(EXERCISE INPUT):
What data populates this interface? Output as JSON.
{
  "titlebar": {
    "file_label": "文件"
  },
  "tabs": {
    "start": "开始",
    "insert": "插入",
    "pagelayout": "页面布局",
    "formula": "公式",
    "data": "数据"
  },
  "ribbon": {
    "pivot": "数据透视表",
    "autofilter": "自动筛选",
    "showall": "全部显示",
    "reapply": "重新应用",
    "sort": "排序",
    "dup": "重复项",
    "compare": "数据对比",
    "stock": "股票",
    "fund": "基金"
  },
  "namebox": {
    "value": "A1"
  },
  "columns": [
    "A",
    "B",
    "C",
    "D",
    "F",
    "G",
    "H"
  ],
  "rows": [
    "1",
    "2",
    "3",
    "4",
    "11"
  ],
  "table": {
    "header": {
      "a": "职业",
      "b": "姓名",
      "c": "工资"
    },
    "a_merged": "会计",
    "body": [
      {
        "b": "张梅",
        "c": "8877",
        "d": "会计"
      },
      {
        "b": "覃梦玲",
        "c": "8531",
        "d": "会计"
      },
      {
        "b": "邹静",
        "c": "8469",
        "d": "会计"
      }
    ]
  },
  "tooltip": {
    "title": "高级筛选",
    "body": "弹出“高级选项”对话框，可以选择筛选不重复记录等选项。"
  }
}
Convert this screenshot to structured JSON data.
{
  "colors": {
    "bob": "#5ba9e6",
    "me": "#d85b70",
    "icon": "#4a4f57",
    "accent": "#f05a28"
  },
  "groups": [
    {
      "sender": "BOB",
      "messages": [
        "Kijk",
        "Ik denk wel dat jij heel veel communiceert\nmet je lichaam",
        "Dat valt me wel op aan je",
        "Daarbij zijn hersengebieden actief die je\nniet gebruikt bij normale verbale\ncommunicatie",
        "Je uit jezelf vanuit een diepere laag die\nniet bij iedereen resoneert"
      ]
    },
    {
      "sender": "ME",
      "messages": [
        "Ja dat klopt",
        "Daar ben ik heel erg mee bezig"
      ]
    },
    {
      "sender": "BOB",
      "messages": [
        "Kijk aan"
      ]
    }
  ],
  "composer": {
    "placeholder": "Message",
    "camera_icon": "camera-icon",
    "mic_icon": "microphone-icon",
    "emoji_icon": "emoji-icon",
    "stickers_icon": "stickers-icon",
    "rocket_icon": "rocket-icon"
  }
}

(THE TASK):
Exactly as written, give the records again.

(RESPONSE TO THIS EXERCISE):
What data populates this interface? Output as JSON.
{
  "titlebar": {
    "file_label": "文件"
  },
  "tabs": {
    "start": "开始",
    "insert": "插入",
    "pagelayout": "页面布局",
    "formula": "公式",
    "data": "数据"
  },
  "ribbon": {
    "pivot": "数据透视表",
    "autofilter": "自动筛选",
    "showall": "全部显示",
    "reapply": "重新应用",
    "sort": "排序",
    "dup": "重复项",
    "compare": "数据对比",
    "stock": "股票",
    "fund": "基金"
  },
  "namebox": {
    "value": "A1"
  },
  "columns": [
    "A",
    "B",
    "C",
    "D",
    "F",
    "G",
    "H"
  ],
  "rows": [
    "1",
    "2",
    "3",
    "4",
    "11"
  ],
  "table": {
    "header": {
      "a": "职业",
      "b": "姓名",
      "c": "工资"
    },
    "a_merged": "会计",
    "body": [
      {
        "b": "张梅",
        "c": "8877",
        "d": "会计"
      },
      {
        "b": "覃梦玲",
        "c": "8531",
        "d": "会计"
      },
      {
        "b": "邹静",
        "c": "8469",
        "d": "会计"
      }
    ]
  },
  "tooltip": {
    "title": "高级筛选",
    "body": "弹出“高级选项”对话框，可以选择筛选不重复记录等选项。"
  }
}
Convert this screenshot to structured JSON data.
{
  "colors": {
    "bob": "#5ba9e6",
    "me": "#d85b70",
    "icon": "#4a4f57",
    "accent": "#f05a28"
  },
  "groups": [
    {
      "sender": "BOB",
      "messages": [
        "Kijk",
        "Ik denk wel dat jij heel veel communiceert\nmet je lichaam",
        "Dat valt me wel op aan je",
        "Daarbij zijn hersengebieden actief die je\nniet gebruikt bij normale verbale\ncommunicatie",
        "Je uit jezelf vanuit een diepere laag die\nniet bij iedereen resoneert"
      ]
    },
    {
      "sender": "ME",
      "messages": [
        "Ja dat klopt",
        "Daar ben ik heel erg mee bezig"
      ]
    },
    {
      "sender": "BOB",
      "messages": [
        "Kijk aan"
      ]
    }
  ],
  "composer": {
    "placeholder": "Message",
    "camera_icon": "camera-icon",
    "mic_icon": "microphone-icon",
    "emoji_icon": "emoji-icon",
    "stickers_icon": "stickers-icon",
    "rocket_icon": "rocket-icon"
  }
}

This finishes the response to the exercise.